A Victorian lacquered brass earth-driven electromagnetic table timepiece is the star lot in Dreweatts & Bloomsbury‘s sale of Fine Clock, Barometers & Scientific Instruments next month.
Research suggests that the piece can be attributed to Alexander Bain (1810-1877), the Scottish ‘father of electric timekeeping’ and engineer who invented the patent for the electric clock.
Bain trained as a clockmaker in Scotland, before relocating to London in 1837. He was a regular attendee of lectures at the Polytechnic Institute and by 1840 he had developed designs for electromagnetic timepieces. Bain collaborated with the chronometer maker John Barwise and in 1840 applied for a patent for his design of timepiece driven by electromagnetic pulses to the pendulum. He would go on to show examples of his work at The Great Exhibition of 1851, and was awarded the Exhibition Council Medal Class X, a prize given for excellence in production or workmanship.
Very few of Bain’s timepieces appear to have survived and this is a rare opportunity to acquire such an important instrument. Another example of his work, a burr maple electric master clock from the mid-19th century, with its dial inscribed Alex.R Bain’s Patent Electric Clock, No. 117, sold at Bonhams in 2011 for £40,800.
Other standout lots include:
A fine Swiss ‘Atmos Du Millenaire Atlantis’ timpiece with moonphase and thousand year calendar by Jaeger-LeCoultre with an estimate of £3000 to £5000.
A fine Regency Ormolu and Derbyshire black marble library mantel timepiece from 19th century maker Lewis Vulliamy. The clock has an estimate of £2000 to £3000.

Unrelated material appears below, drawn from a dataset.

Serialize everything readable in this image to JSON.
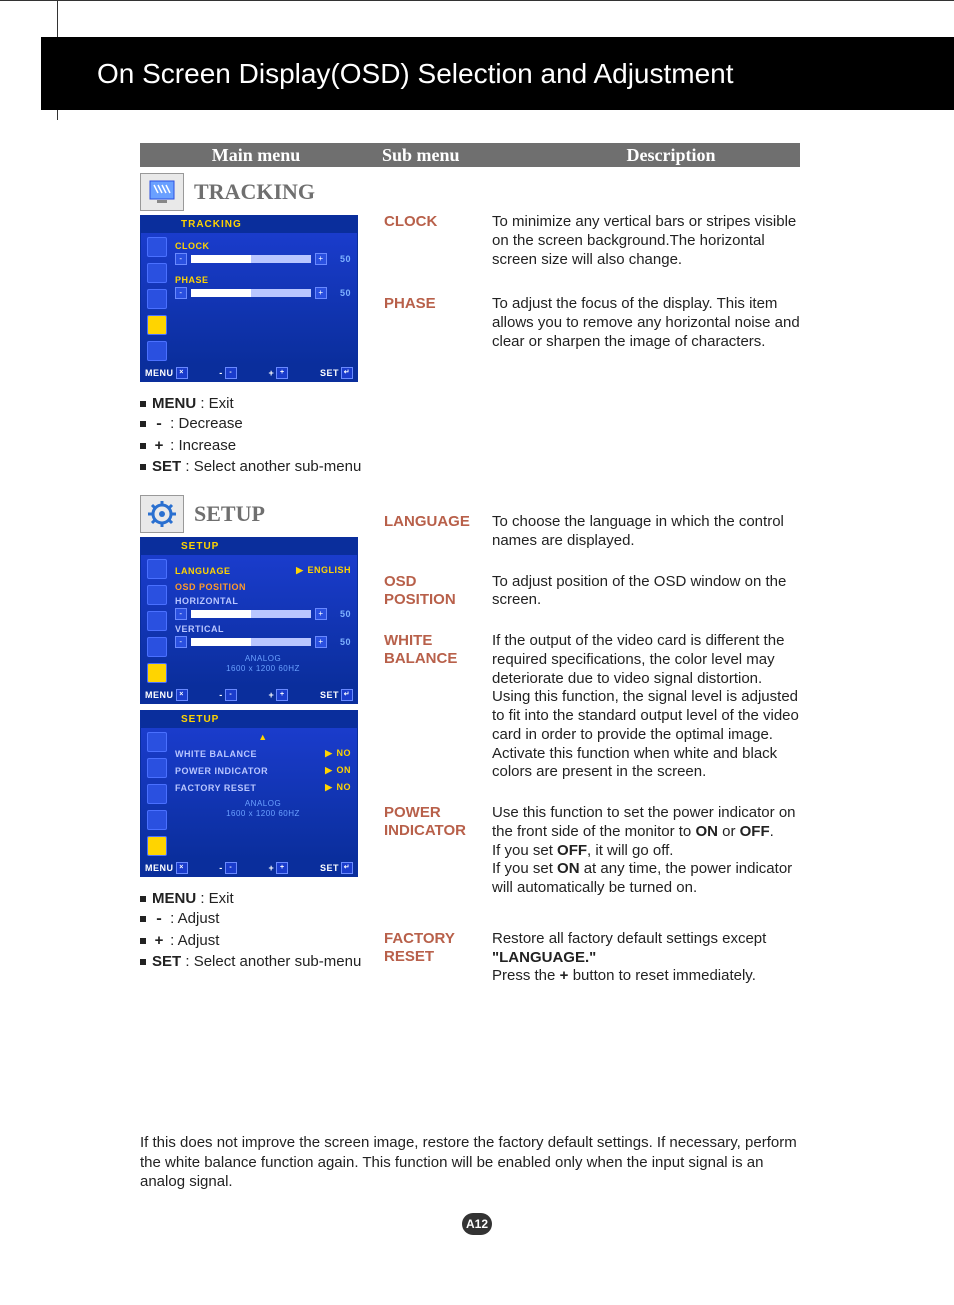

The sale takes place on 20th September at the Donnington Priory auction house in Berkshire.